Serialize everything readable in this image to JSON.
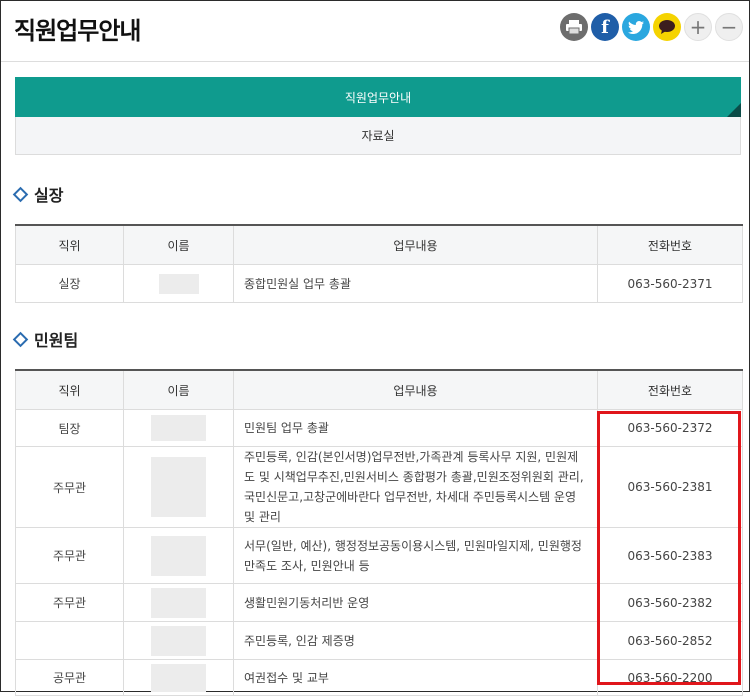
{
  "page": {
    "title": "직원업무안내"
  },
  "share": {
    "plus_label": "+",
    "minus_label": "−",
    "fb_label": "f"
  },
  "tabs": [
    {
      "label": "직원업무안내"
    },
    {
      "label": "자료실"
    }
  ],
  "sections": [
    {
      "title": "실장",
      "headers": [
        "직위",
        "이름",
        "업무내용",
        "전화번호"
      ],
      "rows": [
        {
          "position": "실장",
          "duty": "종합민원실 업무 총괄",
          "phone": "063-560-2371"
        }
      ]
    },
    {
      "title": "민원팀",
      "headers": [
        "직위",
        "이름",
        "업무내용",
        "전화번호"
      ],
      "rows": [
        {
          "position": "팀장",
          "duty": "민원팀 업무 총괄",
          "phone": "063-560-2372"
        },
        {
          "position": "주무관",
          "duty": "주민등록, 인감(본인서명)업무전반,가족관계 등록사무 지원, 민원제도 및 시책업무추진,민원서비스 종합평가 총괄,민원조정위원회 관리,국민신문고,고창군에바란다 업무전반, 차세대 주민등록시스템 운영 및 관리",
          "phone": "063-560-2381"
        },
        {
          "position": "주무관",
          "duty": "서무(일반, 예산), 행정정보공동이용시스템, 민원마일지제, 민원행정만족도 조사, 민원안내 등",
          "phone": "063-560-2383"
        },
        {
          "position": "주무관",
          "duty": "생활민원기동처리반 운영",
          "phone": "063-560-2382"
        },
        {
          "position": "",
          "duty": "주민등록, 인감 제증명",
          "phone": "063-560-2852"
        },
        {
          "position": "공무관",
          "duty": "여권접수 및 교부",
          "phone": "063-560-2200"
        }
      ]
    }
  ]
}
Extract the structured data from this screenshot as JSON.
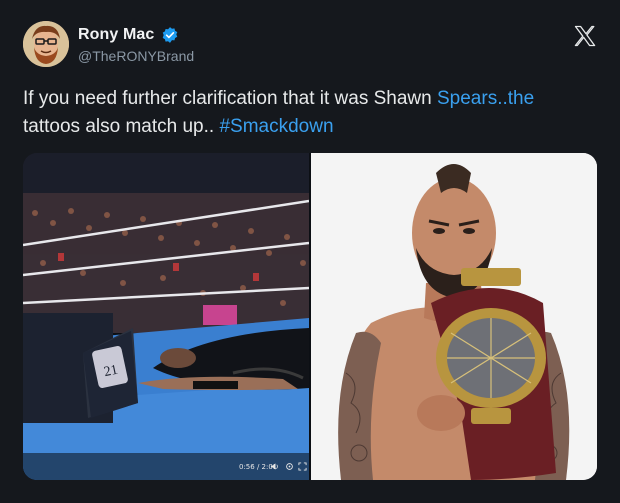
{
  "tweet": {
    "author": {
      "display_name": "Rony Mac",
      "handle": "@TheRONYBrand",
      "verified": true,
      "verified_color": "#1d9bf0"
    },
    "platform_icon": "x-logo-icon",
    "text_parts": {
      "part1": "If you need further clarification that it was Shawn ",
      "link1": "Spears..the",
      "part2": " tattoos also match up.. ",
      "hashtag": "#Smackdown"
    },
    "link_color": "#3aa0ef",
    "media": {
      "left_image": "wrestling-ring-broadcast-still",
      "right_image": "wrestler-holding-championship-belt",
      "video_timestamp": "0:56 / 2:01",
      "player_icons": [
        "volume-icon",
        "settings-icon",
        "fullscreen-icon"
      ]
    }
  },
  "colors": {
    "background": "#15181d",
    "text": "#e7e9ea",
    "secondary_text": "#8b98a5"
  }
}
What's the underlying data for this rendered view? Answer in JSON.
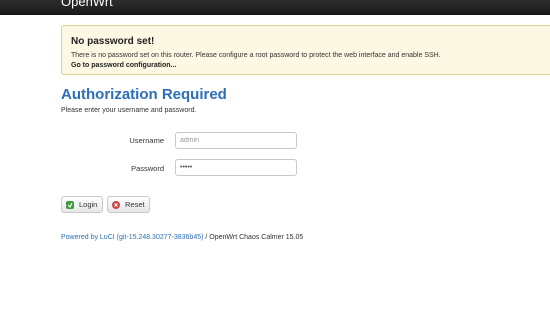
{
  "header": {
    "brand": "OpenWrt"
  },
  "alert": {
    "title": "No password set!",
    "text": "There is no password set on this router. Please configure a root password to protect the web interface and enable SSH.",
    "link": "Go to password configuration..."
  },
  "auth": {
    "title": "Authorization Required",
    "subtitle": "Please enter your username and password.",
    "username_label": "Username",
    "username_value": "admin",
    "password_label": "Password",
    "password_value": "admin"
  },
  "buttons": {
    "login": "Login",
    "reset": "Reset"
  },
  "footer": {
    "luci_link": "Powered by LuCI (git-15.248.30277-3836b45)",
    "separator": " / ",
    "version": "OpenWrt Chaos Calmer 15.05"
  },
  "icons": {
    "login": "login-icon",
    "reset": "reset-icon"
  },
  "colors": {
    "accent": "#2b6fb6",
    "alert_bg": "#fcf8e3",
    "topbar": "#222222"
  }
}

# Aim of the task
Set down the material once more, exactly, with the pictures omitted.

# Answer section
Serialize everything readable in this image to JSON.
{
  "page": {
    "title": "직원업무안내"
  },
  "share": {
    "plus_label": "+",
    "minus_label": "−",
    "fb_label": "f"
  },
  "tabs": [
    {
      "label": "직원업무안내"
    },
    {
      "label": "자료실"
    }
  ],
  "sections": [
    {
      "title": "실장",
      "headers": [
        "직위",
        "이름",
        "업무내용",
        "전화번호"
      ],
      "rows": [
        {
          "position": "실장",
          "duty": "종합민원실 업무 총괄",
          "phone": "063-560-2371"
        }
      ]
    },
    {
      "title": "민원팀",
      "headers": [
        "직위",
        "이름",
        "업무내용",
        "전화번호"
      ],
      "rows": [
        {
          "position": "팀장",
          "duty": "민원팀 업무 총괄",
          "phone": "063-560-2372"
        },
        {
          "position": "주무관",
          "duty": "주민등록, 인감(본인서명)업무전반,가족관계 등록사무 지원, 민원제도 및 시책업무추진,민원서비스 종합평가 총괄,민원조정위원회 관리,국민신문고,고창군에바란다 업무전반, 차세대 주민등록시스템 운영 및 관리",
          "phone": "063-560-2381"
        },
        {
          "position": "주무관",
          "duty": "서무(일반, 예산), 행정정보공동이용시스템, 민원마일지제, 민원행정만족도 조사, 민원안내 등",
          "phone": "063-560-2383"
        },
        {
          "position": "주무관",
          "duty": "생활민원기동처리반 운영",
          "phone": "063-560-2382"
        },
        {
          "position": "",
          "duty": "주민등록, 인감 제증명",
          "phone": "063-560-2852"
        },
        {
          "position": "공무관",
          "duty": "여권접수 및 교부",
          "phone": "063-560-2200"
        }
      ]
    }
  ]
}
Extract the structured data from this screenshot as JSON.
{
  "tweet": {
    "author": {
      "display_name": "Rony Mac",
      "handle": "@TheRONYBrand",
      "verified": true,
      "verified_color": "#1d9bf0"
    },
    "platform_icon": "x-logo-icon",
    "text_parts": {
      "part1": "If you need further clarification that it was Shawn ",
      "link1": "Spears..the",
      "part2": " tattoos also match up.. ",
      "hashtag": "#Smackdown"
    },
    "link_color": "#3aa0ef",
    "media": {
      "left_image": "wrestling-ring-broadcast-still",
      "right_image": "wrestler-holding-championship-belt",
      "video_timestamp": "0:56 / 2:01",
      "player_icons": [
        "volume-icon",
        "settings-icon",
        "fullscreen-icon"
      ]
    }
  },
  "colors": {
    "background": "#15181d",
    "text": "#e7e9ea",
    "secondary_text": "#8b98a5"
  }
}
What's the underlying data for this rendered view? Answer in JSON.
{
  "header": {
    "brand": "OpenWrt"
  },
  "alert": {
    "title": "No password set!",
    "text": "There is no password set on this router. Please configure a root password to protect the web interface and enable SSH.",
    "link": "Go to password configuration..."
  },
  "auth": {
    "title": "Authorization Required",
    "subtitle": "Please enter your username and password.",
    "username_label": "Username",
    "username_value": "admin",
    "password_label": "Password",
    "password_value": "admin"
  },
  "buttons": {
    "login": "Login",
    "reset": "Reset"
  },
  "footer": {
    "luci_link": "Powered by LuCI (git-15.248.30277-3836b45)",
    "separator": " / ",
    "version": "OpenWrt Chaos Calmer 15.05"
  },
  "icons": {
    "login": "login-icon",
    "reset": "reset-icon"
  },
  "colors": {
    "accent": "#2b6fb6",
    "alert_bg": "#fcf8e3",
    "topbar": "#222222"
  }
}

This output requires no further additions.